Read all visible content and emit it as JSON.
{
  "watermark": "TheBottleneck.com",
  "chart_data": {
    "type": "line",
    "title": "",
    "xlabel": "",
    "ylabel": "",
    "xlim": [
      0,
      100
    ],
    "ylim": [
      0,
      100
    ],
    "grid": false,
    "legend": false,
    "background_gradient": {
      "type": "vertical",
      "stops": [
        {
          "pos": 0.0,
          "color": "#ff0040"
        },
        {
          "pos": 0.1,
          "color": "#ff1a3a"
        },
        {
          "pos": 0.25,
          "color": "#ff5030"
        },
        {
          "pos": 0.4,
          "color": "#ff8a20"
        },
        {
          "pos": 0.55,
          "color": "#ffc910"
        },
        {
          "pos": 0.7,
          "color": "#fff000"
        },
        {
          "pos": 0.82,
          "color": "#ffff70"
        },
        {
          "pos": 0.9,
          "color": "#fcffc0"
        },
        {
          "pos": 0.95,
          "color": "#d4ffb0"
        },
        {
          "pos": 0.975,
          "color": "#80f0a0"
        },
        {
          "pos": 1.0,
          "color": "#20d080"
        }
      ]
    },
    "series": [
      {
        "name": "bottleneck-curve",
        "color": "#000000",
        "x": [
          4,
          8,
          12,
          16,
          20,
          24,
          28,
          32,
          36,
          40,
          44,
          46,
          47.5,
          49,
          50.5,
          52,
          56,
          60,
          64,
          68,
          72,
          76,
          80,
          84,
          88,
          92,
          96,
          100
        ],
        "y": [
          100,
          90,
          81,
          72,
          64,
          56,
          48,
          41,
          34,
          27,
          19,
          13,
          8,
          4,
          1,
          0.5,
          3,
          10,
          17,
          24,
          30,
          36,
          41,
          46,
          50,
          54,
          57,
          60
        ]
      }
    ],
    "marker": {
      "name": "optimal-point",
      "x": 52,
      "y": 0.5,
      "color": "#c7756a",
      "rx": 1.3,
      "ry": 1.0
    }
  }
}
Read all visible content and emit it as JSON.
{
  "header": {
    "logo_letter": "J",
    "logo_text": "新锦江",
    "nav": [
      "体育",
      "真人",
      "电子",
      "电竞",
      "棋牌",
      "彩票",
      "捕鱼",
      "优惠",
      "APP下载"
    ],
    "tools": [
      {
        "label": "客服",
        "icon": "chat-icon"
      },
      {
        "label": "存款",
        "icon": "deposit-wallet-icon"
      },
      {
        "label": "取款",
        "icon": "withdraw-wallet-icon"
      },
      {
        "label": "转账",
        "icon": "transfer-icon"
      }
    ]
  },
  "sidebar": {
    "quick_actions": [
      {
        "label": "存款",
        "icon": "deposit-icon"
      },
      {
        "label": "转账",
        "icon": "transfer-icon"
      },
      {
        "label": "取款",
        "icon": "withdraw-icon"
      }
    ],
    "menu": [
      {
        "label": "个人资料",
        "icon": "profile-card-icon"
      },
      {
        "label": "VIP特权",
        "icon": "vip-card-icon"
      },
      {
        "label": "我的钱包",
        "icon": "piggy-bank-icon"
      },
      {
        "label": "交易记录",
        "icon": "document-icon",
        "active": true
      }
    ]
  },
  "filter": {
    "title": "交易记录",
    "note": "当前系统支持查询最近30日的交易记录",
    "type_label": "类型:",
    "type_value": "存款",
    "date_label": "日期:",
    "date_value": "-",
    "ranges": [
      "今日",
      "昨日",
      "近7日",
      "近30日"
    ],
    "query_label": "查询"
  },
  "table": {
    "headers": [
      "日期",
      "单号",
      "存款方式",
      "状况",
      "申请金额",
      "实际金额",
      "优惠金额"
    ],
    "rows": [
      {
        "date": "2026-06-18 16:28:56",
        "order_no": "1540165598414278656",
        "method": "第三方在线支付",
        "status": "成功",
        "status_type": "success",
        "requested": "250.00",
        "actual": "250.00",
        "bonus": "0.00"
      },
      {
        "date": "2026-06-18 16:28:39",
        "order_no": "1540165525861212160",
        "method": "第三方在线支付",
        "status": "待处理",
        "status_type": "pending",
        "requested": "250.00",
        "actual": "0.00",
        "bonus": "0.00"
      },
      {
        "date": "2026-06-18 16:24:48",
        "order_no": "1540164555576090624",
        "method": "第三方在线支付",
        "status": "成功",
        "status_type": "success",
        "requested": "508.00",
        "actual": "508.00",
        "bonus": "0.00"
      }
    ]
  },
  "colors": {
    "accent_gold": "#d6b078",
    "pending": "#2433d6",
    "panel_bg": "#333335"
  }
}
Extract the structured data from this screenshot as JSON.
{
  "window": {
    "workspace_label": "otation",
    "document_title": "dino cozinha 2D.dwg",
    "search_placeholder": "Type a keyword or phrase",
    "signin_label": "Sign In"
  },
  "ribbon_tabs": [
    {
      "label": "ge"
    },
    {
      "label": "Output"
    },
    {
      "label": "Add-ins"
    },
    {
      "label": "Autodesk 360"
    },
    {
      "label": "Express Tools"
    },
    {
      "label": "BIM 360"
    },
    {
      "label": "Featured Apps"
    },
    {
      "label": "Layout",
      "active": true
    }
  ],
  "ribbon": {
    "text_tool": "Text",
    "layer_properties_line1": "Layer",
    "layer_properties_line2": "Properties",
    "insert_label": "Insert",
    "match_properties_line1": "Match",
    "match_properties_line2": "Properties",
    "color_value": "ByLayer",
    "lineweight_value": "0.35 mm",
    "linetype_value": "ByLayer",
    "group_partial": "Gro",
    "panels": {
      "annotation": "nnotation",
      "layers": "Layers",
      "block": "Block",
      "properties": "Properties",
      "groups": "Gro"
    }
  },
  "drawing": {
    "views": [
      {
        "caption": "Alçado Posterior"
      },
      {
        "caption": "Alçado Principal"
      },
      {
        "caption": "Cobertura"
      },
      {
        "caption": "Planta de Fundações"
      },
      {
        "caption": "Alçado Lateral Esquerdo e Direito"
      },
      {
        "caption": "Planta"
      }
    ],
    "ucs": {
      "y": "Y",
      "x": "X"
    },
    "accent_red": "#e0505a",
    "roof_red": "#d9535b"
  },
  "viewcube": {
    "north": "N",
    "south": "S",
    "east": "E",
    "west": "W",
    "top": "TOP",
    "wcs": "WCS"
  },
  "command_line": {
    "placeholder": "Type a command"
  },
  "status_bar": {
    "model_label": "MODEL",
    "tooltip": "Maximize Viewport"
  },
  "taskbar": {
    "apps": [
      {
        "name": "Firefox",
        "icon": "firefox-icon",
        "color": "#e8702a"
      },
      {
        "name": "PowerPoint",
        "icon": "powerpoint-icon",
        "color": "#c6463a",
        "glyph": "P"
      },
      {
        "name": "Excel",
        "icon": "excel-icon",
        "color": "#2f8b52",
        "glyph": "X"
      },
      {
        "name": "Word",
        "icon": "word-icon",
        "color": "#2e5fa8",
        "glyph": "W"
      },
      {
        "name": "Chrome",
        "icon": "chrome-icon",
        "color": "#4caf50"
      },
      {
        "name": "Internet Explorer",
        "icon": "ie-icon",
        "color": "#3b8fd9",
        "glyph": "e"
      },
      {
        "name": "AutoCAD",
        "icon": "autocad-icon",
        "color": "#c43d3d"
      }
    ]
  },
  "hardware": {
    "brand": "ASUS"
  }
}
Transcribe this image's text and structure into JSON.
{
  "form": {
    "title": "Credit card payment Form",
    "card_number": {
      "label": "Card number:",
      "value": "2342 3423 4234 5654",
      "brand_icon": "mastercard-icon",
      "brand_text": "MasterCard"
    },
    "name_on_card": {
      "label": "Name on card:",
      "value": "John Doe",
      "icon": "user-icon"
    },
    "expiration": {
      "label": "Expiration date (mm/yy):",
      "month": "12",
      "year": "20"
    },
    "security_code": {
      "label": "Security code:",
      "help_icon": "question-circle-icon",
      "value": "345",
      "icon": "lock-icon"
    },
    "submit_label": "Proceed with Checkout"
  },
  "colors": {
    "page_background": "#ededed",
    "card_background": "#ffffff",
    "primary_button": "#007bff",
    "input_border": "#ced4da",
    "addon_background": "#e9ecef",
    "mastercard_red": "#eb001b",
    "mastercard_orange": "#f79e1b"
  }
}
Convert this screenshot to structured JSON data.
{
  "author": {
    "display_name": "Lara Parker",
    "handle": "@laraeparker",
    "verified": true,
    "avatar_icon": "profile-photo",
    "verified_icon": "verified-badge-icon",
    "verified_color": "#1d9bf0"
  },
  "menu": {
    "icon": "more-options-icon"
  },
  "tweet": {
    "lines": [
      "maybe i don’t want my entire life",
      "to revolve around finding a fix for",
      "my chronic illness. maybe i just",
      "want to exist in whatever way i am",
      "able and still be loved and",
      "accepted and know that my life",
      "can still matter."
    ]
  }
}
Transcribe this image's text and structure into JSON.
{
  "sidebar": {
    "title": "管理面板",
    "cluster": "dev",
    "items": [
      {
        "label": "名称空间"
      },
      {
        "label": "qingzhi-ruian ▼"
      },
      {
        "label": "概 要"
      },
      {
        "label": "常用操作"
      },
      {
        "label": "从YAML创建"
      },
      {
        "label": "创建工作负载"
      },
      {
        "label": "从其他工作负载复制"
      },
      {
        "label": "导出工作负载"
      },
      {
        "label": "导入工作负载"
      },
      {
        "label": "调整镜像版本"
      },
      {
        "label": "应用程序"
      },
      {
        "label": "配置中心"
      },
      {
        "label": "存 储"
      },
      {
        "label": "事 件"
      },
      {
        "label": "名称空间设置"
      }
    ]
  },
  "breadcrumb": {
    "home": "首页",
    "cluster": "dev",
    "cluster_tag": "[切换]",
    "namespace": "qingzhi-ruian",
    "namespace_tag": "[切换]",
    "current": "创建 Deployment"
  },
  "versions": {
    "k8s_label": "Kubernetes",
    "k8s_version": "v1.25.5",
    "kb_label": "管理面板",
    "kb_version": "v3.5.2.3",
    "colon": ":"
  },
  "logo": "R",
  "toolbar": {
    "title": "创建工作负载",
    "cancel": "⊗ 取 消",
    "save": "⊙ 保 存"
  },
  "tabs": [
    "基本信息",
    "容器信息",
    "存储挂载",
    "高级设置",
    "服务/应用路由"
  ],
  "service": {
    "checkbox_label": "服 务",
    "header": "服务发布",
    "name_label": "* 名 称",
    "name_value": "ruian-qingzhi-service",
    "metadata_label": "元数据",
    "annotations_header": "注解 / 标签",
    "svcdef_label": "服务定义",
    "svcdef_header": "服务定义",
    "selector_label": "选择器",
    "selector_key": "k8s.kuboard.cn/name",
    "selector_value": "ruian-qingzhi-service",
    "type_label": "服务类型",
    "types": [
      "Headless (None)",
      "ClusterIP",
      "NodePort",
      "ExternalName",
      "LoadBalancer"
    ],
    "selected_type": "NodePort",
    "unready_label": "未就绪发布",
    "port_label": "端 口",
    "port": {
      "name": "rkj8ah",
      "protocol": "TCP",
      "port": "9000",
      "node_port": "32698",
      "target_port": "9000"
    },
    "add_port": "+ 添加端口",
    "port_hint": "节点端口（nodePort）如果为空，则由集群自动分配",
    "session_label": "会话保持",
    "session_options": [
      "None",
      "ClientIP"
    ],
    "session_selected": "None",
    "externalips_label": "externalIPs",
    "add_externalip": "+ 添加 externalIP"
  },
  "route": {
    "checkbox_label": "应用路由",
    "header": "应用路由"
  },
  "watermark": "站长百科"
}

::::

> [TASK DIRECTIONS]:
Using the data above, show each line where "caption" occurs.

> [ANSWER SPACE]:
        "caption": "Alçado Posterior"
        "caption": "Alçado Principal"
        "caption": "Cobertura"
        "caption": "Planta de Fundações"
        "caption": "Alçado Lateral Esquerdo e Direito"
        "caption": "Planta"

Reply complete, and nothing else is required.